▼

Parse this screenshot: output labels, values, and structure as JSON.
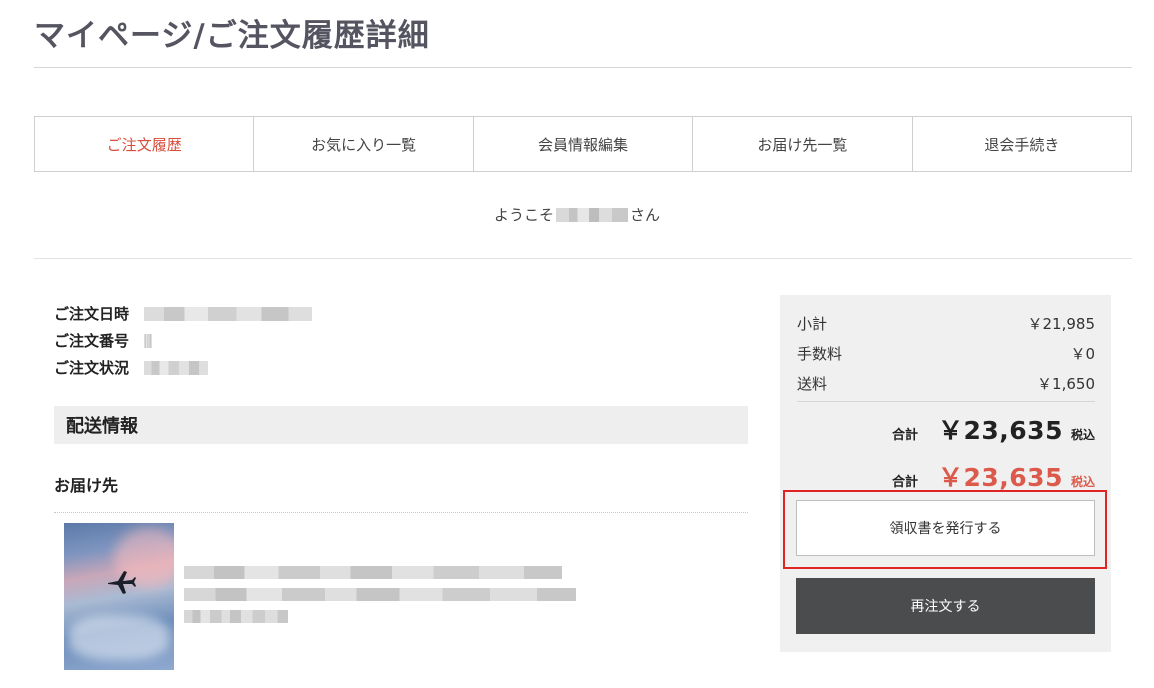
{
  "page": {
    "title": "マイページ/ご注文履歴詳細"
  },
  "tabs": [
    {
      "label": "ご注文履歴",
      "active": true
    },
    {
      "label": "お気に入り一覧",
      "active": false
    },
    {
      "label": "会員情報編集",
      "active": false
    },
    {
      "label": "お届け先一覧",
      "active": false
    },
    {
      "label": "退会手続き",
      "active": false
    }
  ],
  "welcome": {
    "prefix": "ようこそ",
    "suffix": "さん"
  },
  "order": {
    "date_label": "ご注文日時",
    "number_label": "ご注文番号",
    "status_label": "ご注文状況"
  },
  "shipping": {
    "header": "配送情報",
    "destination_label": "お届け先"
  },
  "summary": {
    "subtotal_label": "小計",
    "subtotal_value": "￥21,985",
    "fee_label": "手数料",
    "fee_value": "￥0",
    "shipping_label": "送料",
    "shipping_value": "￥1,650",
    "total_label": "合計",
    "total_value": "￥23,635",
    "tax_label": "税込",
    "total2_label": "合計",
    "total2_value": "￥23,635",
    "tax2_label": "税込"
  },
  "buttons": {
    "receipt": "領収書を発行する",
    "reorder": "再注文する"
  },
  "icons": {
    "product_image": "airplane-icon"
  },
  "colors": {
    "accent": "#d94c3a",
    "price_red": "#dc5a4b",
    "highlight_frame": "#e02424",
    "reorder_bg": "#4a4c4e"
  }
}
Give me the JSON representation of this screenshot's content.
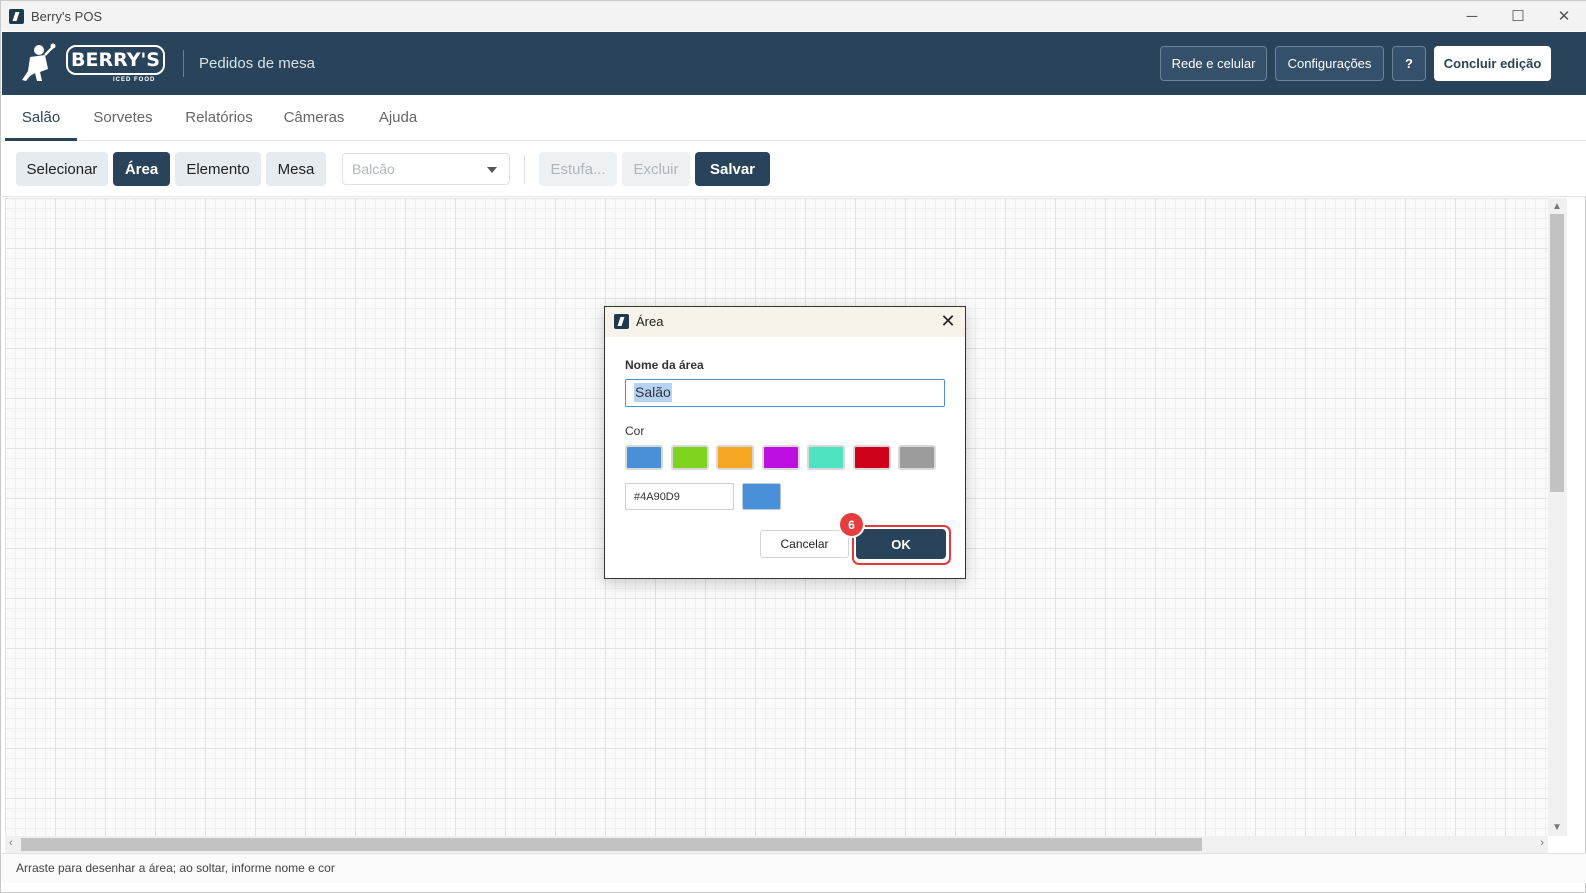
{
  "window": {
    "title": "Berry's POS",
    "controls": {
      "minimize": "─",
      "maximize": "☐",
      "close": "✕"
    }
  },
  "header": {
    "logo_text": "BERRY'S",
    "logo_subtext": "ICED FOOD",
    "section_title": "Pedidos de mesa",
    "buttons": {
      "network": "Rede e celular",
      "settings": "Configurações",
      "help": "?",
      "finish": "Concluir edição"
    },
    "colors": {
      "background": "#29445a",
      "button": "#35506a"
    }
  },
  "tabs": [
    {
      "label": "Salão",
      "active": true
    },
    {
      "label": "Sorvetes",
      "active": false
    },
    {
      "label": "Relatórios",
      "active": false
    },
    {
      "label": "Câmeras",
      "active": false
    },
    {
      "label": "Ajuda",
      "active": false
    }
  ],
  "toolbar": {
    "select": "Selecionar",
    "area": "Área",
    "element": "Elemento",
    "table": "Mesa",
    "area_select_value": "Balcão",
    "stove": "Estufa...",
    "delete": "Excluir",
    "save": "Salvar"
  },
  "status_bar": {
    "hint": "Arraste para desenhar a área; ao soltar, informe nome e cor"
  },
  "dialog": {
    "title": "Área",
    "close_icon": "close-icon",
    "name_label": "Nome da área",
    "name_value": "Salão",
    "color_label": "Cor",
    "swatches": [
      "#4A90D9",
      "#7ED321",
      "#F5A623",
      "#BD10E0",
      "#50E3C2",
      "#D0021B",
      "#9B9B9B"
    ],
    "hex_value": "#4A90D9",
    "preview_color": "#4A90D9",
    "cancel": "Cancelar",
    "ok": "OK",
    "step_badge": "6",
    "highlight_color": "#e03a3a"
  }
}
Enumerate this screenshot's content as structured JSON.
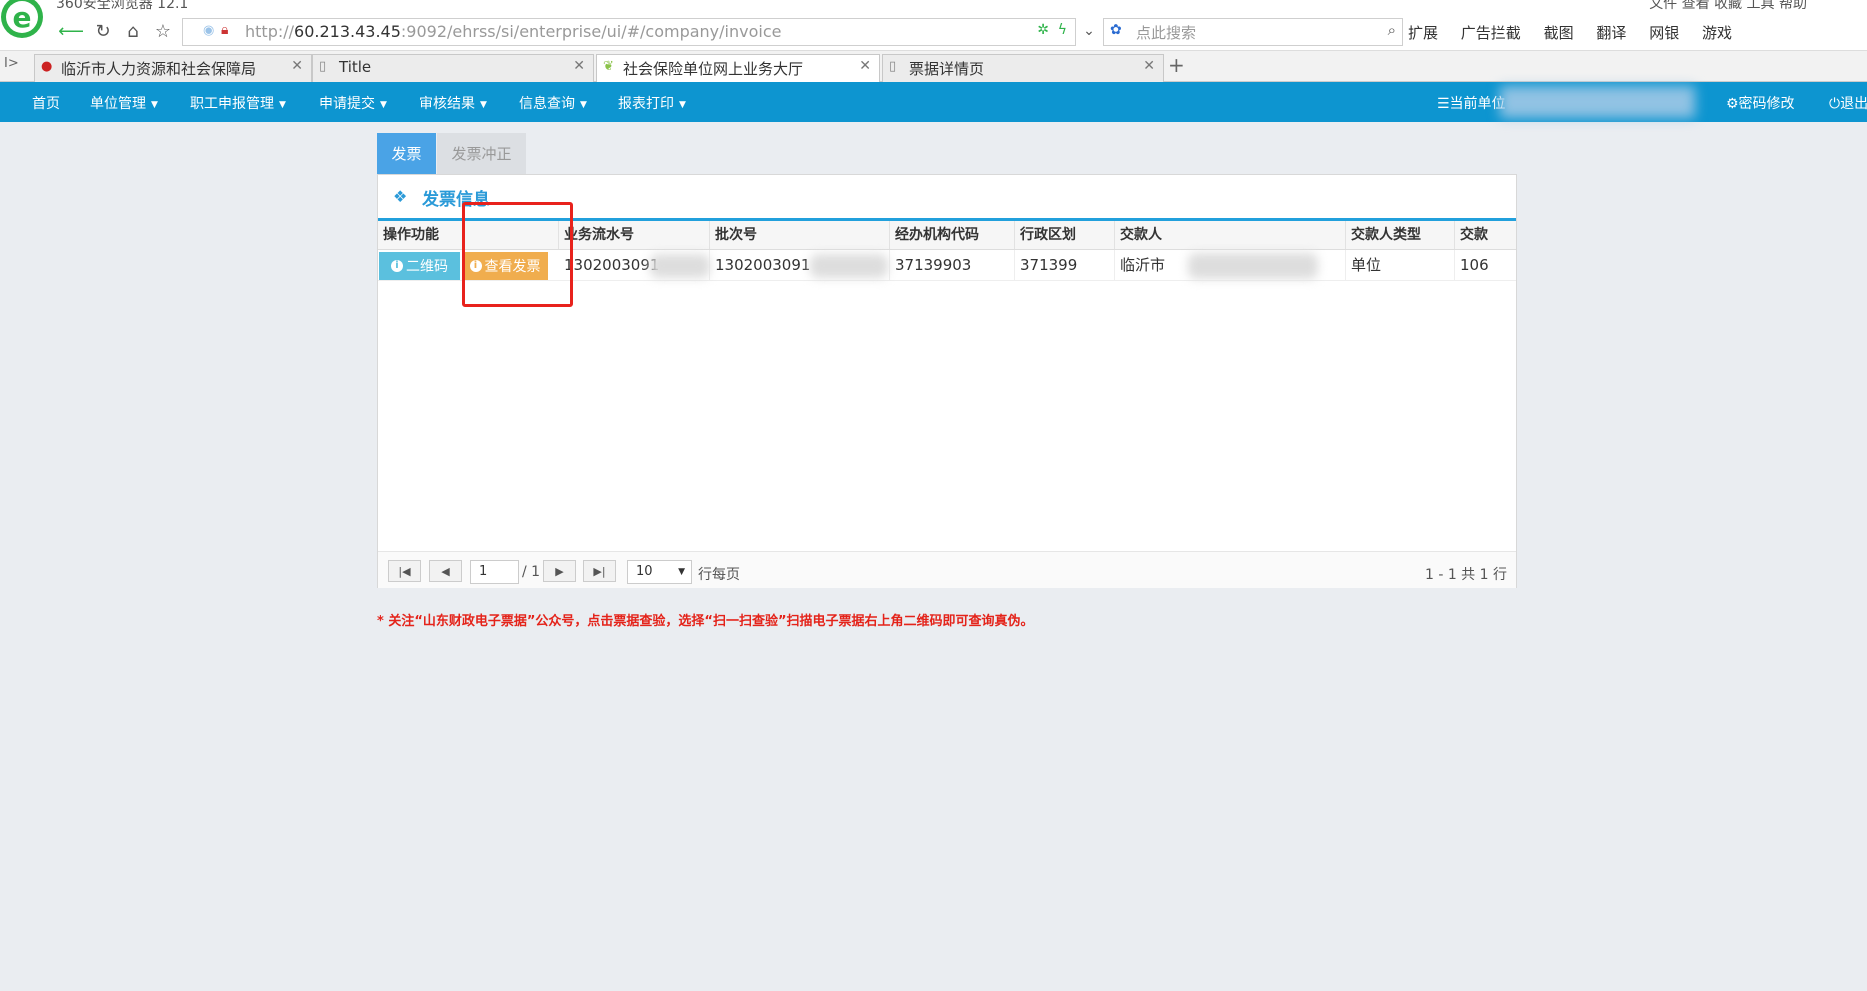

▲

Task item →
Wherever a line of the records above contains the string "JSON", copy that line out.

Answer below →
Parse this screenshot: output labels, values, and structure as JSON.
Give me the JSON representation of this screenshot's content.
Enumerate this screenshot's content as structured JSON.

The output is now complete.